Adopting a circular approach means that more bio-based and recycled materials will be used in future Volvo cars. Other targets set for 2040 include becoming climate neutral and to be an ethical and responsible business. As part of its climate neutral goals, the company targets to reduce carbon emissions per car by 40% by 2025 and to be 100% electric by 2030. With regards to becoming an ethical and responsible business, Volvo has already started putting in various policies to ensure that this objective is met. Already, the company has introduced parental leave to encourage employees to spend more time with the family.
“This is us becoming a responsible business,” she said.
Policies like these, said Sasibai, are examples of compassionate leadership. As we move forward, she added, it is important to think about compassion and emphatic leadership, while also reminding that leadership is something that should be looked at from a “genderless” perspective. This is the approach at Earth Heir, where each member is looked at as a whole, without necessarily having to distinguish between the personal and the professional.
“If there is a problem, we will work on it and figure it out together,” she said. “For me, that’s what compassionate leadership is about.”
Particularly, with regards to women in the workforce, Women, she said, do carry a lot of load in society and we hope that more leaders and corporates will realise that and become more supportive of the family unit.
It is a point that Jesrina agreed with. It is important she said that companies create a culture that is able to foster loyalty and bonds with the team. People, she stressed, are everything to do with a company’s success. In addition, she added, that strong leadership can also be built when there is strong purpose.
“If you don’t have a strong why about wanting to start or lead a business, you have to ask if you will have what it takes because it is not an easy journey. It is the why that makes you rise above them. It is purpose with perseverance.”
During the session, Jesrina shared that during the pandemic, she discovered another “why” for PurelyB, which was to support women who had been negatively impacted by the pandemic.
“There were more job losses,” she said. “Single mothers were also trying to make ends meet. I had to ask what we could do. You have to get over the mindset that you can’t do much.
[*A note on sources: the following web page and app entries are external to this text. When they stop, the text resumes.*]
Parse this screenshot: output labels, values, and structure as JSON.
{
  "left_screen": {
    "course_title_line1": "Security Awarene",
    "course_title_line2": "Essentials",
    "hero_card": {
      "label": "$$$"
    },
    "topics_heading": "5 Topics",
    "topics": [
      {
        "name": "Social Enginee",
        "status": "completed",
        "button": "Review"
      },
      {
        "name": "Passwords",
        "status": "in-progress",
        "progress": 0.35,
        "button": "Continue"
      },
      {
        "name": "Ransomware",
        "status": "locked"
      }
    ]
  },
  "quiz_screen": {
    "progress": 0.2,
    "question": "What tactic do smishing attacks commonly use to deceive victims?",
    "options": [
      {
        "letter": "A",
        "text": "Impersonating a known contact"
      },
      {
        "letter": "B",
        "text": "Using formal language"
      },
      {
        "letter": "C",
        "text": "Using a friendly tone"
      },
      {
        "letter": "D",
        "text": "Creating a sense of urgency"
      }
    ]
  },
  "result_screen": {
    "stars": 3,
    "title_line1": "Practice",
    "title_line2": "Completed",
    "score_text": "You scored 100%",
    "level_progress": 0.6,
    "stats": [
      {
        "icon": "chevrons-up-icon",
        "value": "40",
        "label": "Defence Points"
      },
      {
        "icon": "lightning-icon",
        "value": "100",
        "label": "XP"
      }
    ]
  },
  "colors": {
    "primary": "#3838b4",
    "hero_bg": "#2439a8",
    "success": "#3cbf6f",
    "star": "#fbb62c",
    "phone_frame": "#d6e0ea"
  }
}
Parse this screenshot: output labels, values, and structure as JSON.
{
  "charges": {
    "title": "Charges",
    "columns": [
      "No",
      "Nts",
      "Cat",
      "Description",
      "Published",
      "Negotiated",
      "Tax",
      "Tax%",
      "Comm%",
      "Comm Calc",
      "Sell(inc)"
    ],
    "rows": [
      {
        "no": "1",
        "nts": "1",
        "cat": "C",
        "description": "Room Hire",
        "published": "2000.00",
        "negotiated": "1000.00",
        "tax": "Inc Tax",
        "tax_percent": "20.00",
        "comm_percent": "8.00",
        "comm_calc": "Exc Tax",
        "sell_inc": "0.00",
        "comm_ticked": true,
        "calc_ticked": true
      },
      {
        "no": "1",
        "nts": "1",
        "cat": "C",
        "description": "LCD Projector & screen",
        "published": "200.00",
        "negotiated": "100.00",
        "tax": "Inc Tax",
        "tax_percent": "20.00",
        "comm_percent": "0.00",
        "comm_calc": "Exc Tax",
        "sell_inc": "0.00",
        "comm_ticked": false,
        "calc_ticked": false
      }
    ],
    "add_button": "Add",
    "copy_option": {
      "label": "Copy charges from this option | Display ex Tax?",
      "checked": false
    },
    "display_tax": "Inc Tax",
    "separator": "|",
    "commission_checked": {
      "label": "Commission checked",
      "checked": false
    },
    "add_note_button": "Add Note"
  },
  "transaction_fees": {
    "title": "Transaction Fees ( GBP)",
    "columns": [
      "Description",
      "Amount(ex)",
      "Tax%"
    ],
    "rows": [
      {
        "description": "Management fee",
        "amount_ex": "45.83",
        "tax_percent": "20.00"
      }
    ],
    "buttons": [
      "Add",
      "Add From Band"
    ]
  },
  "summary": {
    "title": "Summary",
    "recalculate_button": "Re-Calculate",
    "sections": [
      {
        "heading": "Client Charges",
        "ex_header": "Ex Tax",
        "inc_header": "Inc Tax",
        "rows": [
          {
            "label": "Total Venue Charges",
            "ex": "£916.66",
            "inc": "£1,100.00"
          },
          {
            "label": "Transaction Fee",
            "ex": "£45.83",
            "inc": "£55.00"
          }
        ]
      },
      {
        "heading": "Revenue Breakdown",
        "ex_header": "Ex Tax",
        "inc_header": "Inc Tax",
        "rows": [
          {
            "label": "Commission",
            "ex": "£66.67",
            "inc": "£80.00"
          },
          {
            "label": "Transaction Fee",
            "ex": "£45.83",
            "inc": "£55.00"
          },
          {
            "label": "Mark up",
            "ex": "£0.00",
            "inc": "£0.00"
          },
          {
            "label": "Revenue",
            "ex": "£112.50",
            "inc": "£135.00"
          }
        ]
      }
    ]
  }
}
You just have to look at yourself and see what skills you have. For me, digital marketing are part of my skills set. There are lot of women who don’t how to get started in business and so we set out to create a programme to help women upskill.”
Mentoring, added Sasibai, can be an effective way to achieve equality in the workplace. But she stressed that it is also important to look at it from a genderless lens.
“We don’t live in a vacuum,” she said. “You cannot have women reaching up and growing on their own. You need men who support and believe that women have a place in leadership and that they have same rights that men have.”
It is a point that Jesrina agreed with. It is important to reflect and see what you can give back.
“You got there because people helped you and it is important to see what you can do to pay it forward.”
That is what PurelyB has been trying to do. The company which produces its own line of traditional health food products works with traditional healers and herbalists from the villages.
“We work with a lot of women from villages,” she explained. “This is an area where we can help train and create jobs for marginalised women.”
For Gu, her current position at Volvo is one that allows to marry the commercial and industrial side. Her role has enabled her to not only be aware of advanced technology but to also think about how these technologies can presented to the customers in a way they can understand.
“That’s why I volunteered for this sustainability focus area,” she said. “I have seen great effort made by engineers over the past year and I feel empowered to work on these things that are aimed at protecting lives.”
Women, Empowerment and Sustainability, a webinar by Prestige Malaysia and Volvo Malaysia is available here